Morris closes the festival in conversation with Iyer and Paul Clements, editor of a collection of tributes to the Welsh author called Around the World in Eighty Years. It’s everything one expects from Morris: witty, insightful, provocative, and most of all, fun.
Jackie and I have one more day left in Lismore. We tour Lismore Castle and gardens, then stroll along Lady Louisa’s Walk, which parallels the River Blackwater, verdant branches arching over our heads.
Overcome by the magic of the place but thoroughly unprepared, I ask Jackie to sit with me on a riverside bench. She comments on the birds, the trees, the yellow and purple wildflowers. I don’t have a diamond, but I do have a hematite ring, an iron band I’d bought a month before for 79 cents while on assignment in Alaska. Tears welling in my eyes, I ask. She says yes, yes, yes, as fervently as Molly Bloom at the end of Ulysses.
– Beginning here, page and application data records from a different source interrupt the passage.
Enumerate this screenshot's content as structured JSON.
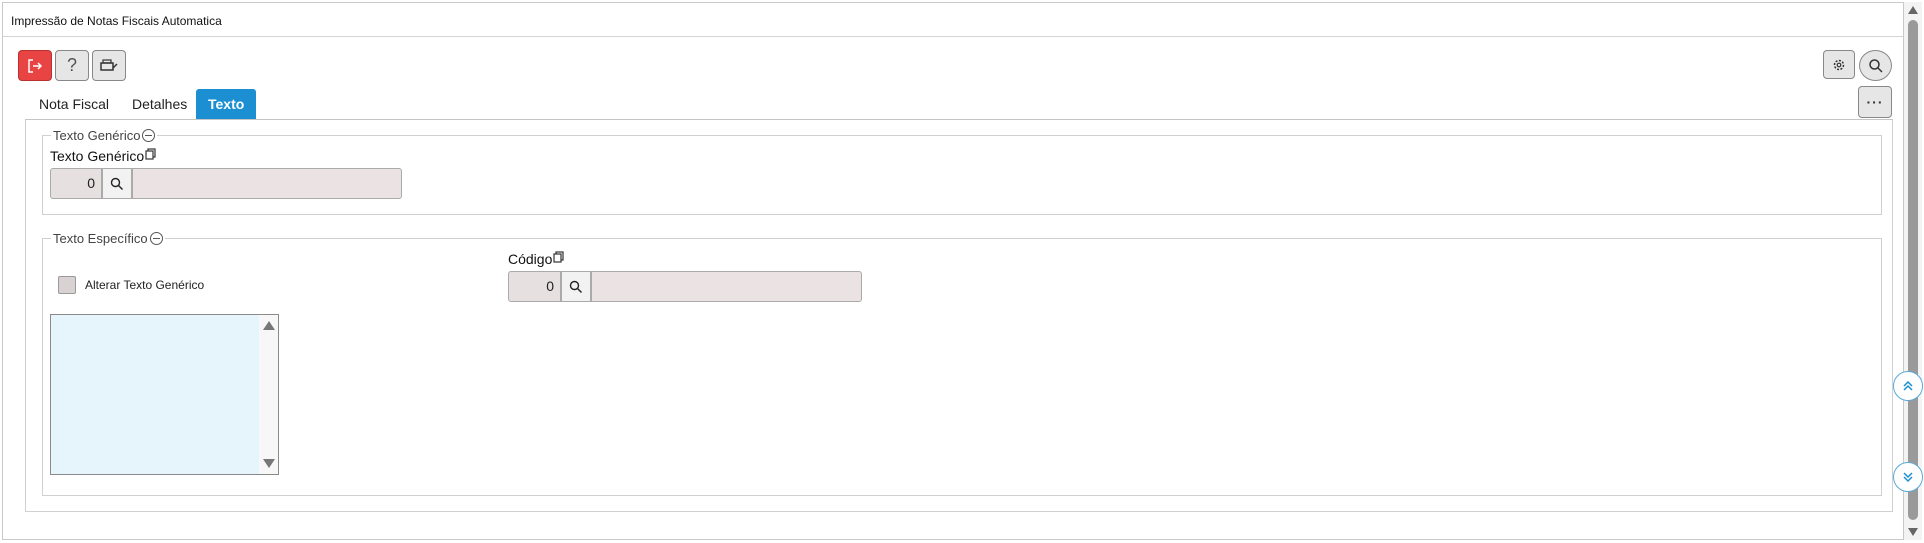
{
  "window": {
    "title": "Impressão de Notas Fiscais Automatica"
  },
  "toolbar": {
    "exit_icon": "exit-icon",
    "help_label": "?",
    "print_icon": "printer-icon",
    "settings_icon": "gear-icon",
    "search_icon": "search-icon",
    "more_label": "···"
  },
  "tabs": [
    {
      "label": "Nota Fiscal",
      "active": false
    },
    {
      "label": "Detalhes",
      "active": false
    },
    {
      "label": "Texto",
      "active": true
    }
  ],
  "generic_section": {
    "legend": "Texto Genérico",
    "field_label": "Texto Genérico",
    "code_value": "0",
    "description_value": ""
  },
  "specific_section": {
    "legend": "Texto Específico",
    "checkbox_label": "Alterar Texto Genérico",
    "checkbox_checked": false,
    "code_label": "Código",
    "code_value": "0",
    "description_value": "",
    "textarea_value": ""
  },
  "colors": {
    "accent": "#1b8fd1",
    "exit_button": "#e94444",
    "input_background": "#ebe2e4",
    "textarea_background": "#e6f5fc"
  }
}
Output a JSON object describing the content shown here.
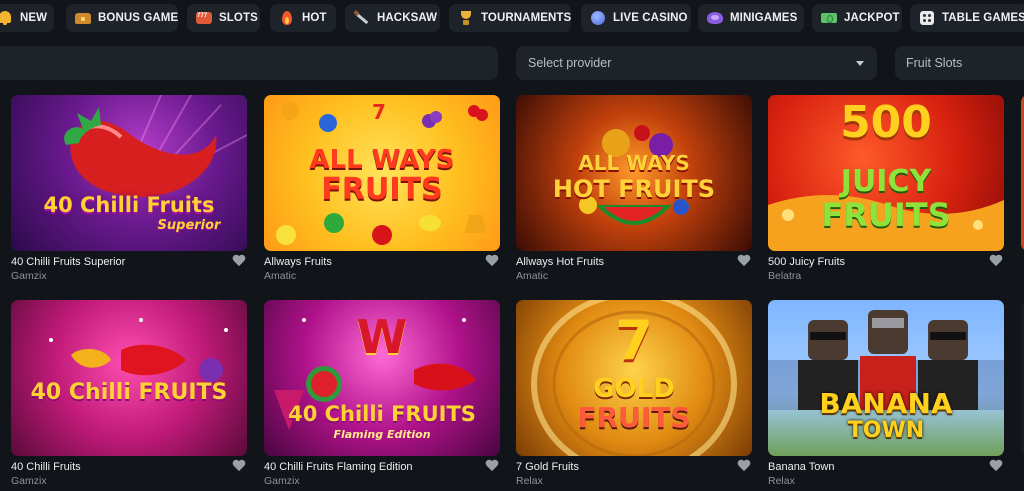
{
  "categories": [
    {
      "label": "NEW",
      "icon": "bell-icon"
    },
    {
      "label": "BONUS GAME",
      "icon": "treasure-chest-icon"
    },
    {
      "label": "SLOTS",
      "icon": "slot-machine-icon"
    },
    {
      "label": "HOT",
      "icon": "fire-icon"
    },
    {
      "label": "HACKSAW",
      "icon": "saw-icon"
    },
    {
      "label": "TOURNAMENTS",
      "icon": "trophy-icon"
    },
    {
      "label": "LIVE CASINO",
      "icon": "globe-icon"
    },
    {
      "label": "MINIGAMES",
      "icon": "heart-icon"
    },
    {
      "label": "JACKPOT",
      "icon": "cash-icon"
    },
    {
      "label": "TABLE GAMES",
      "icon": "dice-icon"
    }
  ],
  "filters": {
    "provider_placeholder": "Select provider",
    "category_value": "Fruit Slots"
  },
  "games": [
    {
      "name": "40 Chilli Fruits Superior",
      "provider": "Gamzix",
      "art": [
        "40 Chilli Fruits",
        "Superior"
      ]
    },
    {
      "name": "Allways Fruits",
      "provider": "Amatic",
      "art": [
        "ALL WAYS",
        "FRUITS"
      ]
    },
    {
      "name": "Allways Hot Fruits",
      "provider": "Amatic",
      "art": [
        "ALL WAYS",
        "HOT FRUITS"
      ]
    },
    {
      "name": "500 Juicy Fruits",
      "provider": "Belatra",
      "art": [
        "500",
        "JUICY",
        "FRUITS"
      ]
    },
    {
      "name": "40 Chilli Fruits",
      "provider": "Gamzix",
      "art": [
        "40 Chilli FRUITS"
      ]
    },
    {
      "name": "40 Chilli Fruits Flaming Edition",
      "provider": "Gamzix",
      "art": [
        "W",
        "40 Chilli FRUITS",
        "Flaming Edition"
      ]
    },
    {
      "name": "7 Gold Fruits",
      "provider": "Relax",
      "art": [
        "7",
        "GOLD",
        "FRUITS"
      ]
    },
    {
      "name": "Banana Town",
      "provider": "Relax",
      "art": [
        "BANANA",
        "TOWN"
      ]
    }
  ],
  "colors": {
    "background": "#111419",
    "surface": "#1e2229",
    "muted_text": "#8d939c"
  }
}
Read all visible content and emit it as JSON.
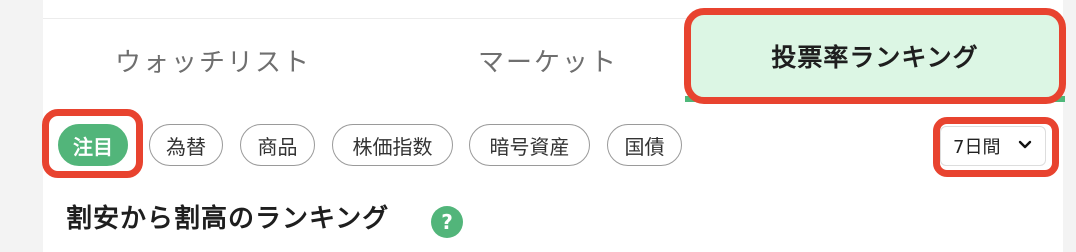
{
  "tabs": {
    "watchlist": "ウォッチリスト",
    "market": "マーケット",
    "ranking": "投票率ランキング"
  },
  "chips": [
    {
      "label": "注目",
      "active": true
    },
    {
      "label": "為替",
      "active": false
    },
    {
      "label": "商品",
      "active": false
    },
    {
      "label": "株価指数",
      "active": false
    },
    {
      "label": "暗号資産",
      "active": false
    },
    {
      "label": "国債",
      "active": false
    }
  ],
  "period_select": {
    "value": "7日間",
    "icon": "chevron-down-icon"
  },
  "section": {
    "title": "割安から割高のランキング",
    "help": "?",
    "help_icon": "question-icon"
  },
  "colors": {
    "accent": "#52b57a",
    "active_tab_bg": "#dcf6e4",
    "highlight": "#e8432f"
  }
}
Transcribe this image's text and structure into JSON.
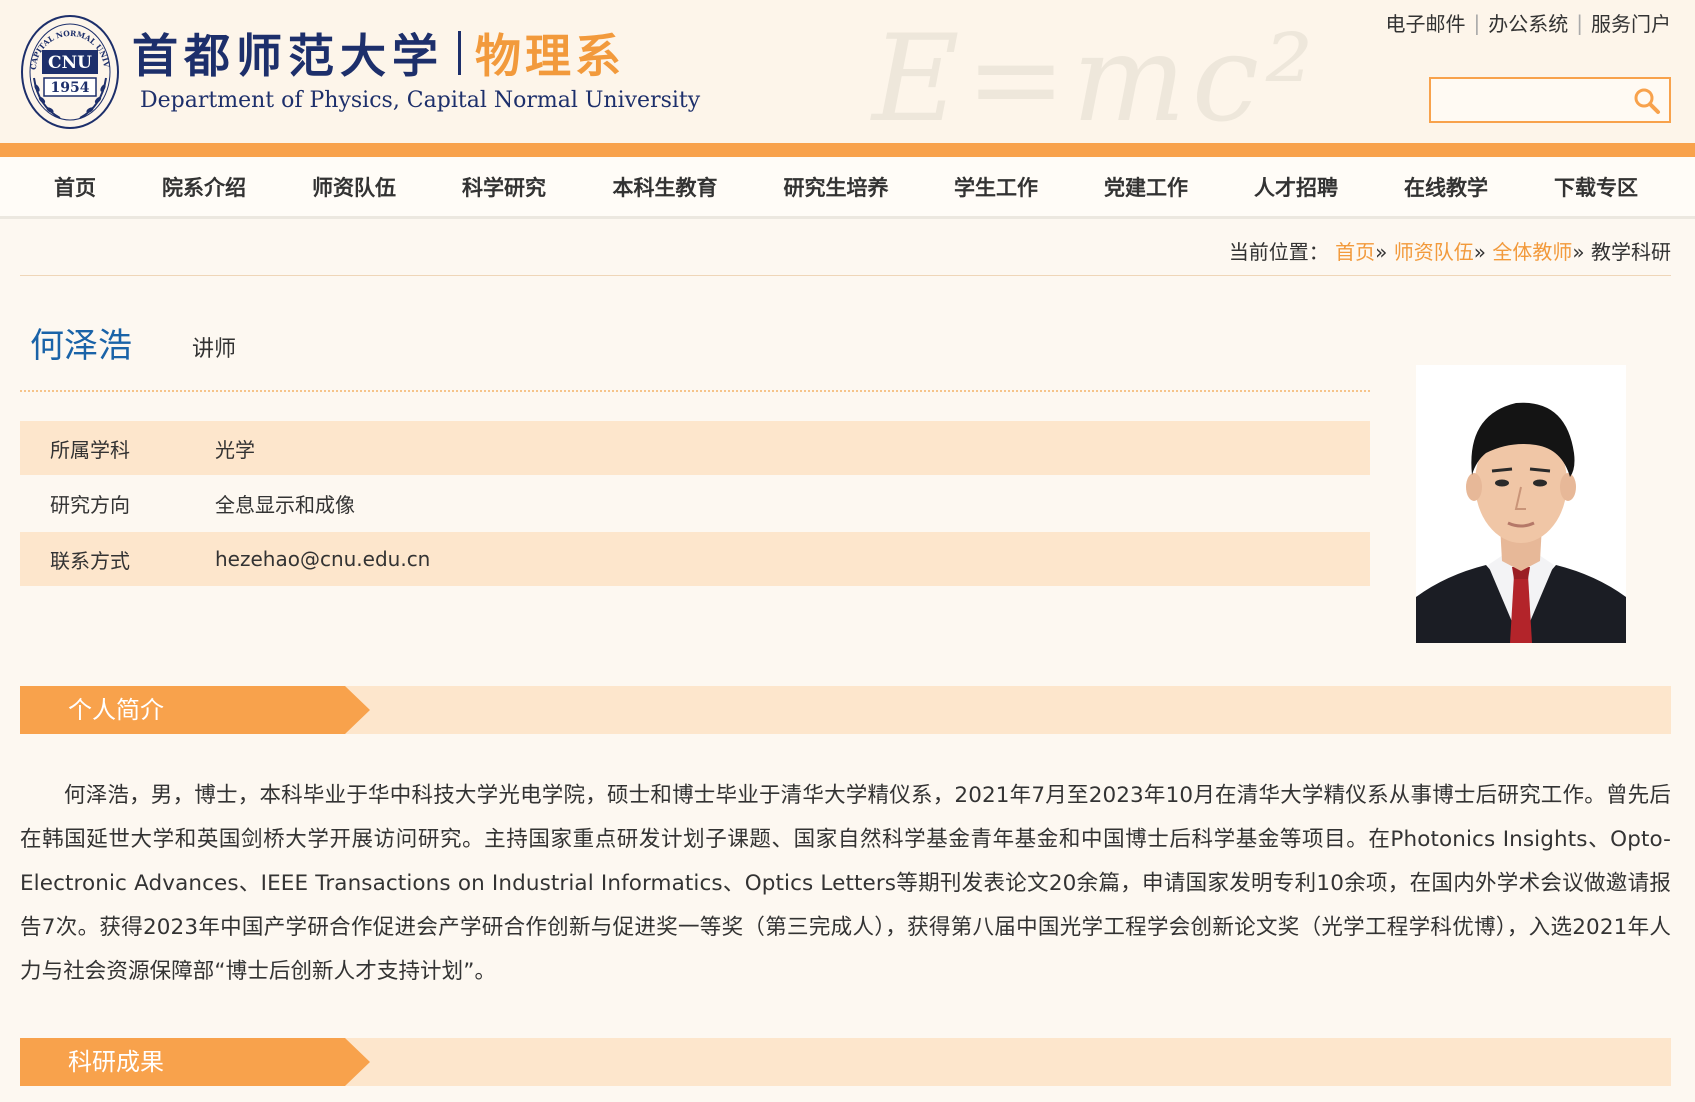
{
  "header": {
    "seal_text": {
      "abbr": "CNU",
      "year": "1954",
      "ring_top": "CAPITAL NORMAL UNIVERSITY"
    },
    "school_name_cn": "首都师范大学",
    "dept_name_cn": "物理系",
    "dept_name_en": "Department of Physics, Capital Normal University",
    "watermark": "E=mc²",
    "top_links": [
      "电子邮件",
      "办公系统",
      "服务门户"
    ],
    "search": {
      "placeholder": "",
      "value": ""
    },
    "accent_color": "#f8a24c",
    "brand_navy": "#1d2f6b"
  },
  "nav": {
    "items": [
      "首页",
      "院系介绍",
      "师资队伍",
      "科学研究",
      "本科生教育",
      "研究生培养",
      "学生工作",
      "党建工作",
      "人才招聘",
      "在线教学",
      "下载专区"
    ]
  },
  "breadcrumb": {
    "prefix": "当前位置：",
    "links": [
      "首页",
      "师资队伍",
      "全体教师"
    ],
    "separator": "»",
    "current": "教学科研"
  },
  "profile": {
    "name": "何泽浩",
    "title": "讲师",
    "info": [
      {
        "label": "所属学科",
        "value": "光学"
      },
      {
        "label": "研究方向",
        "value": "全息显示和成像"
      },
      {
        "label": "联系方式",
        "value": "hezehao@cnu.edu.cn"
      }
    ]
  },
  "sections": {
    "bio_title": "个人简介",
    "bio_text": "何泽浩，男，博士，本科毕业于华中科技大学光电学院，硕士和博士毕业于清华大学精仪系，2021年7月至2023年10月在清华大学精仪系从事博士后研究工作。曾先后在韩国延世大学和英国剑桥大学开展访问研究。主持国家重点研发计划子课题、国家自然科学基金青年基金和中国博士后科学基金等项目。在Photonics Insights、Opto-Electronic Advances、IEEE Transactions on Industrial Informatics、Optics Letters等期刊发表论文20余篇，申请国家发明专利10余项，在国内外学术会议做邀请报告7次。获得2023年中国产学研合作促进会产学研合作创新与促进奖一等奖（第三完成人），获得第八届中国光学工程学会创新论文奖（光学工程学科优博），入选2021年人力与社会资源保障部“博士后创新人才支持计划”。",
    "research_title": "科研成果"
  }
}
Michael Shapiro is the author of A Sense of Place and wrote the text for the pictorial book Guatemala: A Journey Through the Land of the Maya featuring photographs by Kraig Lieb. His travel writing has appeared in National Geographic Traveler, American Way and Islands magazines, and the travel sections of the Washington Post, San Francisco Chronicle and Los Angeles Times. His story about rafting down the Grand Canyon in the wake of John Wesley Powell appears in The Best Travel Writing 2011.